||[Feb. 16th, 2005|09:50 am]
Judges reject hunting challenge
Hunt supporters have lost their latest legal appeal against the law banning hunting with dogs in England and Wales.
The Countryside Alliance had claimed the 1949 Parliament Act, which MPs used to introduce the Hunting Act after House of Lords opposition, is invalid.
The Appeal Court ruled against them - meaning the ban will start on Friday.
The RSPCA said the judges' decision shows the group's arguments are "wafer thin", but the alliance vowed to fight on and said hunting would continue.
Pro-hunt groups say the ban is unenforceable, but both the League Against Cruel Sports and the RSPCA say they will help police to monitor the hunts.
On Saturday hunting will look, sound and smell exactly the same as it always did
What is the Parliament Act?
Hunt ban support 'declining'
The Countryside Alliance was appealing against a High Court ruling on 28 January stating that the 1949 Act was clearly valid.
On Wednesday three Appeal Court judges described the challenge as "unusual, and in modern times probably unprecedented".
But they upheld the January ruling and threw out the appeal.
They also refused leave to appeal to the House of Lords, saying it would cast too much uncertainty over the status of the Hunting Act.
The alliance said it will make an urgent application directly to the House of Lords to hear their appeal.
Speaking after the judgement, Simon Hart, of the alliance, accepted the ban would go ahead on Friday.
If we find criminal conspiracies to break the law then we will tell the police
League Against Cruel Sports
But he said hunting would "look, sound and smell exactly the same" on Saturday because the police would not be able to enforce the law.
The alliance has said about 50,000 people are prepared to break the ban and continue hunting "in the full knowledge they will be arrested".
But the League Against Cruel Sports says it is setting up a "crimewatch service" to monitor the ban.

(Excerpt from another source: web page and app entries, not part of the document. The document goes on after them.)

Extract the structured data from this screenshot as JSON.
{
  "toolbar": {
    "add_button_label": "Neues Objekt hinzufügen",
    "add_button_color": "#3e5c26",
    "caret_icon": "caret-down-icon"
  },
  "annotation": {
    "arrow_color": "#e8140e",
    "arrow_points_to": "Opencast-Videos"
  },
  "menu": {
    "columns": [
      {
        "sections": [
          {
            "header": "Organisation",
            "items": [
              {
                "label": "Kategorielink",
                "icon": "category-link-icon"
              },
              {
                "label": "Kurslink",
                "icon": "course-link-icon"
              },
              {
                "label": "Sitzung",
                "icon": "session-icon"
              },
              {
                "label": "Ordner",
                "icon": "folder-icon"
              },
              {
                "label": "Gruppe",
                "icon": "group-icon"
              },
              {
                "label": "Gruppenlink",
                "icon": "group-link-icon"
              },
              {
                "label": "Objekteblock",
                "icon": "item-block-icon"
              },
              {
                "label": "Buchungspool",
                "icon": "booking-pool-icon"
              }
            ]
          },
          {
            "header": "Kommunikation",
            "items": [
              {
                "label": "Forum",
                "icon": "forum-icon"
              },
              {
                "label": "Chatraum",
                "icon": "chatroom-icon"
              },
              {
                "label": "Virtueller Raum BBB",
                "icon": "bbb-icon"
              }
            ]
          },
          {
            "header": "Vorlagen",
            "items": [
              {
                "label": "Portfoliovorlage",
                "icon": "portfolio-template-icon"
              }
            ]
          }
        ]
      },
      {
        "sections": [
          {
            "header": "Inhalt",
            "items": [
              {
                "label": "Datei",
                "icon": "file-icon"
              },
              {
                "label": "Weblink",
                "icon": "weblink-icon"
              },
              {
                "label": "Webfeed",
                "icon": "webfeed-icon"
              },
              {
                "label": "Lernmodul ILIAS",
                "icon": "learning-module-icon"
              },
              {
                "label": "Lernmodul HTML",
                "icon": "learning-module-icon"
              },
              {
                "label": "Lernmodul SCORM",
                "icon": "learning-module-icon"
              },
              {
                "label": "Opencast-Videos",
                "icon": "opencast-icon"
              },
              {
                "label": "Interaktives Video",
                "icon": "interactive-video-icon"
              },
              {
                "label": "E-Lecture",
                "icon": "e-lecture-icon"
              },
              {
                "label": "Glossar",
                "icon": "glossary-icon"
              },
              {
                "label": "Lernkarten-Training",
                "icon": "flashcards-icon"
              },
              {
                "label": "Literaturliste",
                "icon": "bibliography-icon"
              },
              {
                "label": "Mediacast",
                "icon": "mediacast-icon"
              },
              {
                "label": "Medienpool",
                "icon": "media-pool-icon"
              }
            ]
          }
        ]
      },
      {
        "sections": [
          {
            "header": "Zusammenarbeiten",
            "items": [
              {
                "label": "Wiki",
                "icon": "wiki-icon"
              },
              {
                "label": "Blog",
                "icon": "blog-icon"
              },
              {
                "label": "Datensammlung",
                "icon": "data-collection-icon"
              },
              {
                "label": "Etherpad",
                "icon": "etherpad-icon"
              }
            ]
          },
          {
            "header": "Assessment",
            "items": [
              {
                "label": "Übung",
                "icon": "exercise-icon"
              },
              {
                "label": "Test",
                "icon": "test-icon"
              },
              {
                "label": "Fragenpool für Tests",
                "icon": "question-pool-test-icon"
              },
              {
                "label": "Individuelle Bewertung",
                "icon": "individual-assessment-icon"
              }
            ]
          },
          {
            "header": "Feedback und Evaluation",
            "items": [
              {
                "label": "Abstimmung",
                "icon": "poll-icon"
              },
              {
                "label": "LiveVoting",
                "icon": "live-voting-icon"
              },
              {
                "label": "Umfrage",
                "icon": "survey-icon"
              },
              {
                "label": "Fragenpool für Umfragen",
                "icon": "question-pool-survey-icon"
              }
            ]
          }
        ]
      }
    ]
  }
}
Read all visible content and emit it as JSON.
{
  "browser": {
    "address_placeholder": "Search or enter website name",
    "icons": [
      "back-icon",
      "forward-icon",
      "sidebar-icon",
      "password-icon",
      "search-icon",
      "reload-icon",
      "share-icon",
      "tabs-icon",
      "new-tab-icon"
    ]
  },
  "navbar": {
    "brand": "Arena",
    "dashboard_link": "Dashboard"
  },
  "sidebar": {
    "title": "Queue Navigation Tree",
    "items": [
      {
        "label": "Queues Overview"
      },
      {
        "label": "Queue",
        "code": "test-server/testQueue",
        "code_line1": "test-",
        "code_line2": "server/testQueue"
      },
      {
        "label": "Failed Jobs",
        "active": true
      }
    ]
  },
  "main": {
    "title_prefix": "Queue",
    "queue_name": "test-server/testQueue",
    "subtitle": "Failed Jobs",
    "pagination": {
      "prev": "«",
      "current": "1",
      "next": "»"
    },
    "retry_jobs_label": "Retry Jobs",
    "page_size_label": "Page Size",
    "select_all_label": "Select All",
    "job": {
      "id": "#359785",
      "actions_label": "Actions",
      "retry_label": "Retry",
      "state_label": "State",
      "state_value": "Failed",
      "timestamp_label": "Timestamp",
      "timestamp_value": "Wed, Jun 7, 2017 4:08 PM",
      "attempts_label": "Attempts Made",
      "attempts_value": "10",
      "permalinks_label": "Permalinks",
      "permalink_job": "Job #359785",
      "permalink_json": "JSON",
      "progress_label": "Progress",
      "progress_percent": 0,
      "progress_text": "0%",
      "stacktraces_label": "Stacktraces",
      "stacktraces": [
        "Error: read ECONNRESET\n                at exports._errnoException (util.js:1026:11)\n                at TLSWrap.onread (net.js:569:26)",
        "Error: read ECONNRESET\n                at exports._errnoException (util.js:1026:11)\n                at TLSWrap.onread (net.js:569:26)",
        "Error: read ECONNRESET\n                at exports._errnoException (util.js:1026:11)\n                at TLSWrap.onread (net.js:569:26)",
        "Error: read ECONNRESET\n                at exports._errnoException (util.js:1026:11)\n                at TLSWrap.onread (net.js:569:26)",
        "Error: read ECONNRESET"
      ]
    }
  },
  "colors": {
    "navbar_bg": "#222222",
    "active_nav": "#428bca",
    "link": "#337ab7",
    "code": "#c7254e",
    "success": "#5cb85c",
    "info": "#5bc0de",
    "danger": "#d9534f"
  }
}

The league's chief executive, Douglas Batchelor, said: "If we find criminal conspiracies to break the law then we will tell the police."
And RSCPA spokeswoman Becky Hawkes said they would also assist the police in bringing prosecutions.